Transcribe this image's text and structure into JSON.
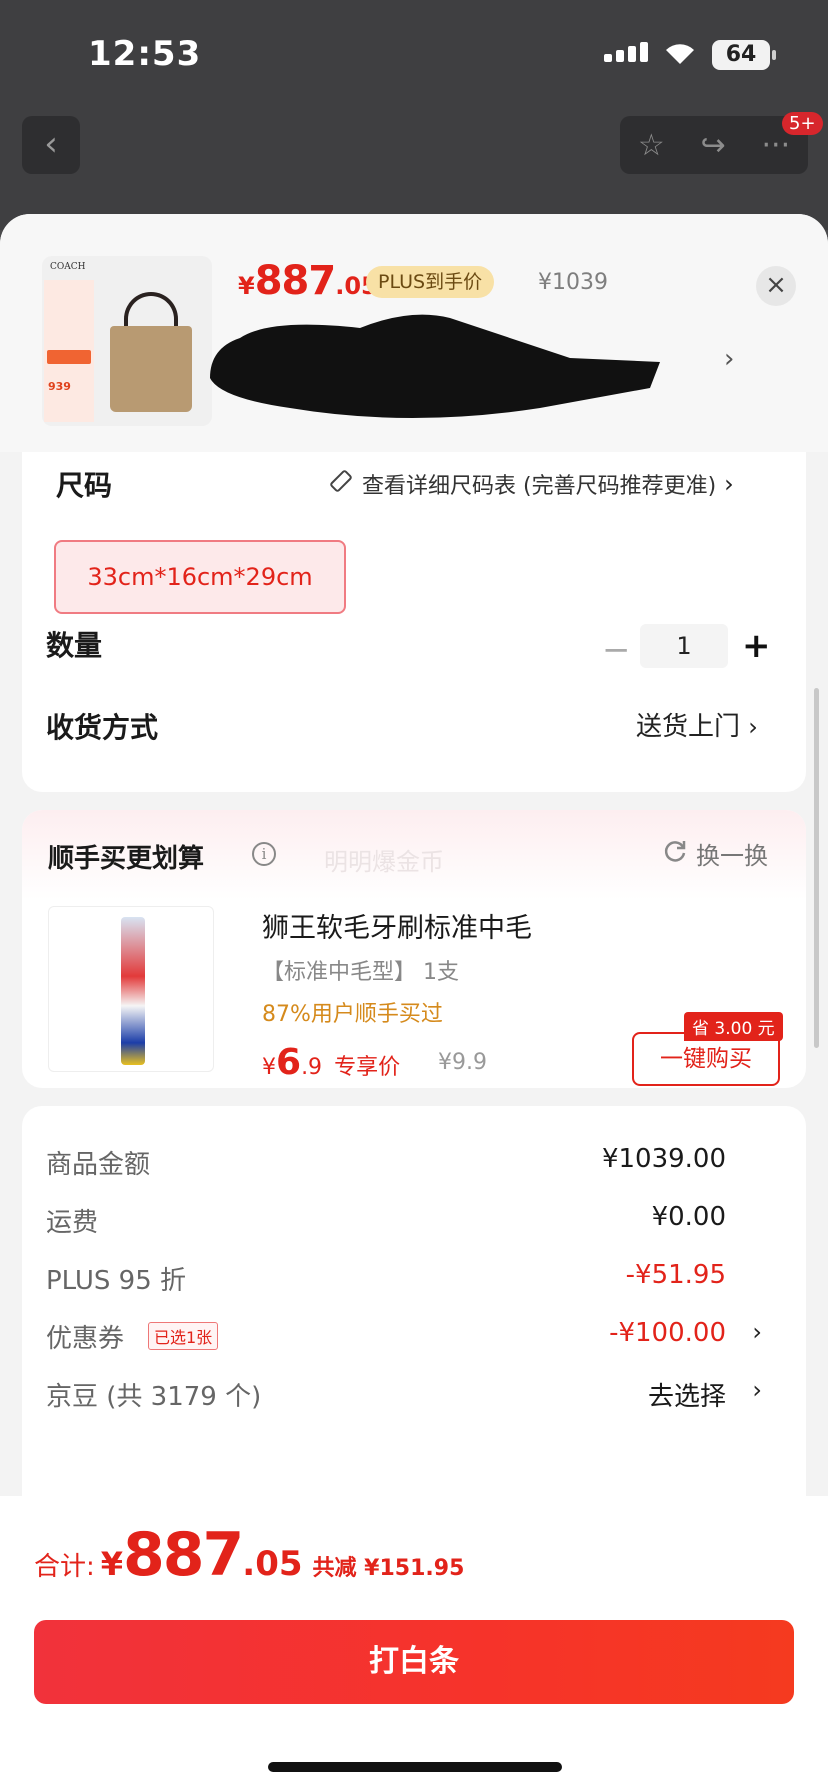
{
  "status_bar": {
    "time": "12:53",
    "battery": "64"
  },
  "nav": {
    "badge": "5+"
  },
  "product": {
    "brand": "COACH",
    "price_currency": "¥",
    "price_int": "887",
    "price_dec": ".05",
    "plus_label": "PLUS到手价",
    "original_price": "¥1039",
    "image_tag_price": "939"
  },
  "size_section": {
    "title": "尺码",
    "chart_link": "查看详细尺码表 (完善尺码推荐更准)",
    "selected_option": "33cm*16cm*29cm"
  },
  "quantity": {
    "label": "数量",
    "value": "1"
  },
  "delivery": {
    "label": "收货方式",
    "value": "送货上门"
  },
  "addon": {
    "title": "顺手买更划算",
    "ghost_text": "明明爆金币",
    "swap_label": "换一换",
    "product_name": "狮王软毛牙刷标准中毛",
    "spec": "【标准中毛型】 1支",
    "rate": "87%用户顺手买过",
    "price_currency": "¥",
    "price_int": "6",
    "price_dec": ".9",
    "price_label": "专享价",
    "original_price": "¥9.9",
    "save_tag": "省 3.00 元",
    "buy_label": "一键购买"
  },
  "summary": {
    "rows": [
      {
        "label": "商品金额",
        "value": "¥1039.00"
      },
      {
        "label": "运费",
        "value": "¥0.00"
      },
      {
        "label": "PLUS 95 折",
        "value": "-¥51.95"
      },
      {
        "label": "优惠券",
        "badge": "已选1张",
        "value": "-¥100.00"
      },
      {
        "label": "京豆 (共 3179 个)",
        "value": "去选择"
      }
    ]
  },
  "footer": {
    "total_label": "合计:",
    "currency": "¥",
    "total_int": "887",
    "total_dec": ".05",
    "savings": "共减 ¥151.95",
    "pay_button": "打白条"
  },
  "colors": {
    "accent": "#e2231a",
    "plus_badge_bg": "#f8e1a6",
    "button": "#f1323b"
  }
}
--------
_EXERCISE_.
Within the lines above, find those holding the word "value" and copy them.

_REPLY TO THE TASK_.
    "value": "1"
    "value": "送货上门"
        "value": "¥1039.00"
        "value": "¥0.00"
        "value": "-¥51.95"
        "value": "-¥100.00"
        "value": "去选择"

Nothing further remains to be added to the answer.